Preventing and Treating Angular Cheilitis in Children
Children’s immune systems are not that strong yet, which is why they’re more vulnerable to infections than adults. Babies in particular are at big risk, suffering from a high number of infections once every one to two months.
There’s a long list of common pediatric infections that affect babies and young children every year. These include ear infections, diarrhea, flu, and urinary tract infections, among many others. Common cold is the most prevalent. According to the Centers for Disease Control and Prevention (CDC), there’s an annual rate of one billion common cold cases in the United States.
Although not as rife as the common cold, angular cheilitis can also pose a serious problem to children. Angular cheilitis is a skin disorder characterized with scaling and fissures on the corners of the mouth.
It affects children who are sick, are under constant stress, or are deficient in nutrients since infections can get into the body easier when the immune resistance is weak. It’s also common in kids who drool while sleeping or eating, or babies who use pacifiers as saliva accumulation on the mouth corners can lead to the formation of cracks. Those who bite their fingernails or suck their thumbs out of habit are also more prone to this infection.
Apart from these, children are also more susceptible to this condition because they’re more sensitive to extreme changes in temperature. Dry and cold weather can trigger angular cheilitis because it makes the skin more prone to chapping and drying, and this can eventually lead to cracking and infections.
Treating angular cheilitis in children and preventing its recurrence requires finding out what exactly is causing the problem. Home remedies usually work but only to alleviate the symptoms like redness, swelling, and itchiness. Now, in order to get rid of the problem for good, the root cause should be eliminated.
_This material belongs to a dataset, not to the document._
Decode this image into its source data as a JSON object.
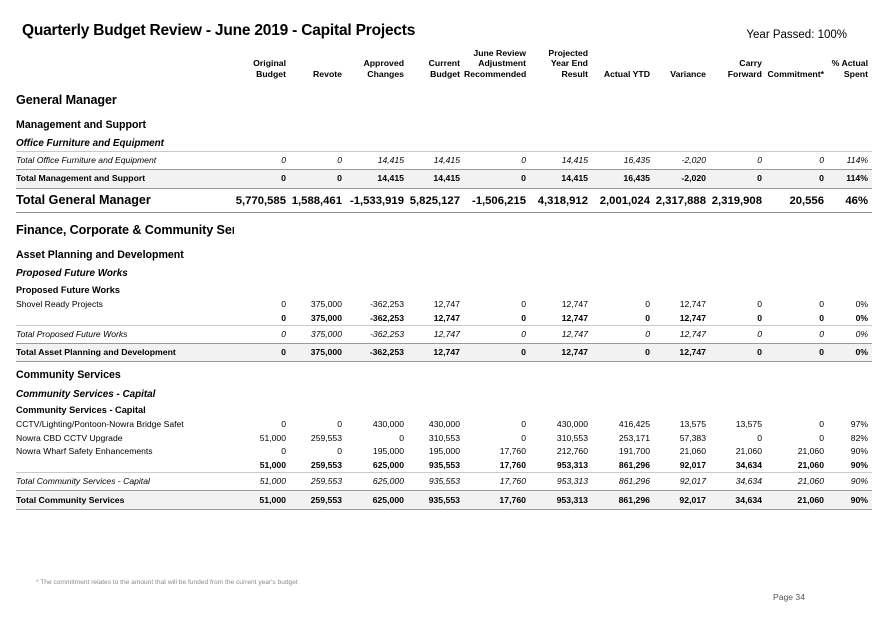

For example, if iron-deficiency anemia is said to be causing the problem, then the child’s parents should feed him with a diet that’s high in iron. For kids, the best sources of iron include lean meat, poultry, fortified cereals and oatmeal, tofu, soybeans, lentils, beans, spinach, collard greens, kale, whole wheat bread and raisins. Iron supplements can also help.
If angular cheilitis is triggered by habits like thumb-sucking or the use of pacifier, these should be eliminated in order for the skin condition to be fully treated. As angular cheilitis can also be caused by bacterial or fungal infections, then fighting the problem with the use of antibacterial or anti-fungal medications can be the best recourse.
Don’t let your kid suffer from this problem long enough. Get to the bottom of the issue and resolve whatever it is that’s causing those painful and itchy cracks on the corners of your child’s mouth.